- **Your objective**
From the listing below, copy each line that holds "Şimdiki".
..........
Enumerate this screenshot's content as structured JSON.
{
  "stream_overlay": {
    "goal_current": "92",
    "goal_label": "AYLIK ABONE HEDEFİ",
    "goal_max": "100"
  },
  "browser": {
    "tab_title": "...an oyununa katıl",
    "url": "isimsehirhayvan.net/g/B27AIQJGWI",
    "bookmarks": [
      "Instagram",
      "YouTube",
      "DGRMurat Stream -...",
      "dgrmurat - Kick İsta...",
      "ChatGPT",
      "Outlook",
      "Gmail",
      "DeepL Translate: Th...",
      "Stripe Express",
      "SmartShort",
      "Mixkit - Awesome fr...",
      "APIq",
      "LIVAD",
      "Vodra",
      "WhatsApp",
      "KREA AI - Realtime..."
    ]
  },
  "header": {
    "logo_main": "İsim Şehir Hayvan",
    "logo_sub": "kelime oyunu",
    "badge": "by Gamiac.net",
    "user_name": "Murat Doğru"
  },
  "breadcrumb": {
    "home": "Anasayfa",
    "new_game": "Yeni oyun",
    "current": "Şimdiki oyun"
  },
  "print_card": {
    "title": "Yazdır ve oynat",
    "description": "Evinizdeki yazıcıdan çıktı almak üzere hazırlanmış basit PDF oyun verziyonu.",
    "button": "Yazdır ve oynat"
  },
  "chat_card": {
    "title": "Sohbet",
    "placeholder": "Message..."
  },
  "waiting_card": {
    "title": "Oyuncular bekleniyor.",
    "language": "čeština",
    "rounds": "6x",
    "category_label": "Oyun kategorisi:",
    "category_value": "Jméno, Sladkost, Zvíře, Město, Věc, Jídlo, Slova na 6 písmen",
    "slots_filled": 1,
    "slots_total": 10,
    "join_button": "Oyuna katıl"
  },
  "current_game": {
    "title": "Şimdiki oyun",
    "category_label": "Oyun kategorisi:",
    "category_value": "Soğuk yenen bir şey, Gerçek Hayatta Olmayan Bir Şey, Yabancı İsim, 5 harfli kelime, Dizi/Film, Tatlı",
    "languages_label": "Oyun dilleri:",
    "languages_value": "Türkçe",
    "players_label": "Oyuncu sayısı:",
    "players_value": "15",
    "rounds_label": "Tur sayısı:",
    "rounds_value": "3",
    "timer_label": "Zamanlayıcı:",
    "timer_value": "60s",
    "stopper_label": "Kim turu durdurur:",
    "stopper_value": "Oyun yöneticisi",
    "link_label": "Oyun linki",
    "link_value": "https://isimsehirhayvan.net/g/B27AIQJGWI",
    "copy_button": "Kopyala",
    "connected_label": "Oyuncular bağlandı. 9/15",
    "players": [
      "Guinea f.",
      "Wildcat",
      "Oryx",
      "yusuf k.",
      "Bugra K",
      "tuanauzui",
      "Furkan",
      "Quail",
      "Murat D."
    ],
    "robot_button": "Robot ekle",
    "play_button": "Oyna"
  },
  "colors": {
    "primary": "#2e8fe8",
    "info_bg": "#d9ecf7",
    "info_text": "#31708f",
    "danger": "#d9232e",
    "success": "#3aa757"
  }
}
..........
- **Task result**
    "current": "Şimdiki oyun"
    "title": "Şimdiki oyun",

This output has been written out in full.